*WORK INSTRUCTIONS*: Please copy each line of the listing below in which the word "icon" appears.

·····

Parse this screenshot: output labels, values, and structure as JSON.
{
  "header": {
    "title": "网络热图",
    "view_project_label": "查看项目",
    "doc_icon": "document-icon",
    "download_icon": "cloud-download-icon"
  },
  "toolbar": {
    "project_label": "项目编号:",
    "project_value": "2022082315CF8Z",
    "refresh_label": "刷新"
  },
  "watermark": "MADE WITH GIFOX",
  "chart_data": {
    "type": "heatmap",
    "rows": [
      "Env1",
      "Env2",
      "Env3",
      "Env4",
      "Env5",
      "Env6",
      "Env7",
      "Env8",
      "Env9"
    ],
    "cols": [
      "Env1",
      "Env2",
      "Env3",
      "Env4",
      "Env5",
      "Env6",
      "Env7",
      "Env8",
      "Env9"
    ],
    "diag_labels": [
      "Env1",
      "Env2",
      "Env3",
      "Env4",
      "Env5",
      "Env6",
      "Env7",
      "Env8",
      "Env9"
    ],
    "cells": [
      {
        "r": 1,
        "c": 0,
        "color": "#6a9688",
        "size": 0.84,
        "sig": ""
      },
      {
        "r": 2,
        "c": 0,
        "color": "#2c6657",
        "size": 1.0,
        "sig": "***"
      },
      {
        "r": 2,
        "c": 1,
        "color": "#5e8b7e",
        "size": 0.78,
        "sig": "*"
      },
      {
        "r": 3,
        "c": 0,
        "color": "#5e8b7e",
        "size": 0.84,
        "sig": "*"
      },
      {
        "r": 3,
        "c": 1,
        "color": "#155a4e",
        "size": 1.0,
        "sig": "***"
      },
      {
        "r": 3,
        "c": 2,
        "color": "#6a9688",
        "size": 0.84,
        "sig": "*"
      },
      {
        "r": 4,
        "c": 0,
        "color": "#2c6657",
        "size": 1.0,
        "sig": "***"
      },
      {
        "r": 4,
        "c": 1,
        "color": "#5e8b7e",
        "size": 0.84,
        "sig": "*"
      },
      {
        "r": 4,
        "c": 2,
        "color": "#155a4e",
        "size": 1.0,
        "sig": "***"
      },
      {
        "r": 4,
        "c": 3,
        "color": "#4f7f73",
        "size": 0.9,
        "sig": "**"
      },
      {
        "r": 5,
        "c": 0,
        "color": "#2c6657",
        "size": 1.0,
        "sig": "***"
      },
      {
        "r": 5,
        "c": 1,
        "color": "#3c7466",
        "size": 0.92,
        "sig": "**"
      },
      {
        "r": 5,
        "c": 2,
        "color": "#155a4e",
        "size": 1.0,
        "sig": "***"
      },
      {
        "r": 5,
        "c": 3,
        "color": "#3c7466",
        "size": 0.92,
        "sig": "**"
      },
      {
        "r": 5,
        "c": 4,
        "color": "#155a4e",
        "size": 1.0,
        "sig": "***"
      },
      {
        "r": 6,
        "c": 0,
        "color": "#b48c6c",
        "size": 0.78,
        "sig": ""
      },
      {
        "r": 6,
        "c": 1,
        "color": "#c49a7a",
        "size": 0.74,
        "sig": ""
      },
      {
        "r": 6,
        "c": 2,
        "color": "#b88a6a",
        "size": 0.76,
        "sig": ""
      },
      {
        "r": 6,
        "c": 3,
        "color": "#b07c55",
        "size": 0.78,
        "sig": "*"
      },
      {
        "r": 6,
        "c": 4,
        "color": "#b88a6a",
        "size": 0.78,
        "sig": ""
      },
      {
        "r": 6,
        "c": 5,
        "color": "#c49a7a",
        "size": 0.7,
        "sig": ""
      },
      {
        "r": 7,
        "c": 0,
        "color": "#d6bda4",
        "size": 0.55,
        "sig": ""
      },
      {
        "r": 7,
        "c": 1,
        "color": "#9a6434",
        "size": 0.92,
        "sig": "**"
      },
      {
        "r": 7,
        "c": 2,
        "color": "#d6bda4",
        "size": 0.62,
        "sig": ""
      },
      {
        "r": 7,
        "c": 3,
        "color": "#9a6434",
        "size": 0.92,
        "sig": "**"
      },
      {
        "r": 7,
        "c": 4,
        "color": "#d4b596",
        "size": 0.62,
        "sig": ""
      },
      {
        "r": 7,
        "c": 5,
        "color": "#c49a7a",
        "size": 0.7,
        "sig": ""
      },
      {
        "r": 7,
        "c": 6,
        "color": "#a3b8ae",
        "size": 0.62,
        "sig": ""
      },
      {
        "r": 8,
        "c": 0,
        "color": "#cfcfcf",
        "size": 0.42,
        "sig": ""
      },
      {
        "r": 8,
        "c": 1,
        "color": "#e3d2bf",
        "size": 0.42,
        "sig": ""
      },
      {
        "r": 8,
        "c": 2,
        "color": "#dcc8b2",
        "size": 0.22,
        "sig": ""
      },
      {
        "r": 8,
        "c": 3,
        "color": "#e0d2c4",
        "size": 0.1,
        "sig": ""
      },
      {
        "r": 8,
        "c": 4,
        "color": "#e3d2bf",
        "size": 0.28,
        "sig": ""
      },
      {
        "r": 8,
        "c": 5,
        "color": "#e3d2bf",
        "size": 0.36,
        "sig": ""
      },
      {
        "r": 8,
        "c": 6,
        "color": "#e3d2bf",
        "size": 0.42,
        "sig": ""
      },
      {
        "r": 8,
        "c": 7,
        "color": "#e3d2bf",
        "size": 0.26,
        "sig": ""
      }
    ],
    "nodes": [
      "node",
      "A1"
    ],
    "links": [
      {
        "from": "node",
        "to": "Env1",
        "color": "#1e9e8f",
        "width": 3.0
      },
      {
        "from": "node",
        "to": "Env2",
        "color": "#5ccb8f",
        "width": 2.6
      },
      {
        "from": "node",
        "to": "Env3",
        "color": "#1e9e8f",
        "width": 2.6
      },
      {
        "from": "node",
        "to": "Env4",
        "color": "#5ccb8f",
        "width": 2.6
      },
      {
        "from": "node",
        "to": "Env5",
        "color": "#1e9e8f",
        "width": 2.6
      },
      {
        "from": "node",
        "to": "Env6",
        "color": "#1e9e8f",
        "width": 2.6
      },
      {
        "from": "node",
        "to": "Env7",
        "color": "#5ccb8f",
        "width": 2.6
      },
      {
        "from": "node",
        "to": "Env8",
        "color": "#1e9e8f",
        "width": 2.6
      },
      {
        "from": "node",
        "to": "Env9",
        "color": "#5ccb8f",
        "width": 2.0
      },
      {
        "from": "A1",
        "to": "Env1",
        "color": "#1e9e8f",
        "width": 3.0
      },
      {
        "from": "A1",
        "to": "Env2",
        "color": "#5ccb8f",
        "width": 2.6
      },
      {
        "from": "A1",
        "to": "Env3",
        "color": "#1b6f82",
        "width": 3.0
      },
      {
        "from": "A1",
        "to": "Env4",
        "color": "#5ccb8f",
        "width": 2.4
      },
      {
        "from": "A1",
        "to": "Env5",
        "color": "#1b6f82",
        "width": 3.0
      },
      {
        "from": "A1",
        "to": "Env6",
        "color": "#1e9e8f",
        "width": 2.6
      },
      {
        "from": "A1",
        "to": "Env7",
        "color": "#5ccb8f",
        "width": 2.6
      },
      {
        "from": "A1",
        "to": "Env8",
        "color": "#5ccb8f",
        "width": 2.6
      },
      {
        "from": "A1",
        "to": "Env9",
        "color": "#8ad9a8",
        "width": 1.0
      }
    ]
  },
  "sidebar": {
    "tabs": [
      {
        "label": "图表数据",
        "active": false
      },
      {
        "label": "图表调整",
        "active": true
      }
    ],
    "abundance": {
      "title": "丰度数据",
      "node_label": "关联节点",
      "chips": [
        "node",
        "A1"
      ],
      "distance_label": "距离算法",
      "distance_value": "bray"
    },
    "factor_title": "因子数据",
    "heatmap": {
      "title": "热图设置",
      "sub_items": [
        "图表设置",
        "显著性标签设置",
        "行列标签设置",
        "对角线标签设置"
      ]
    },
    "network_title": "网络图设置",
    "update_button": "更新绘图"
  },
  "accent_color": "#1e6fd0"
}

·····

*EXERCISE RESULT*:
    "doc_icon": "document-icon",
    "download_icon": "cloud-download-icon"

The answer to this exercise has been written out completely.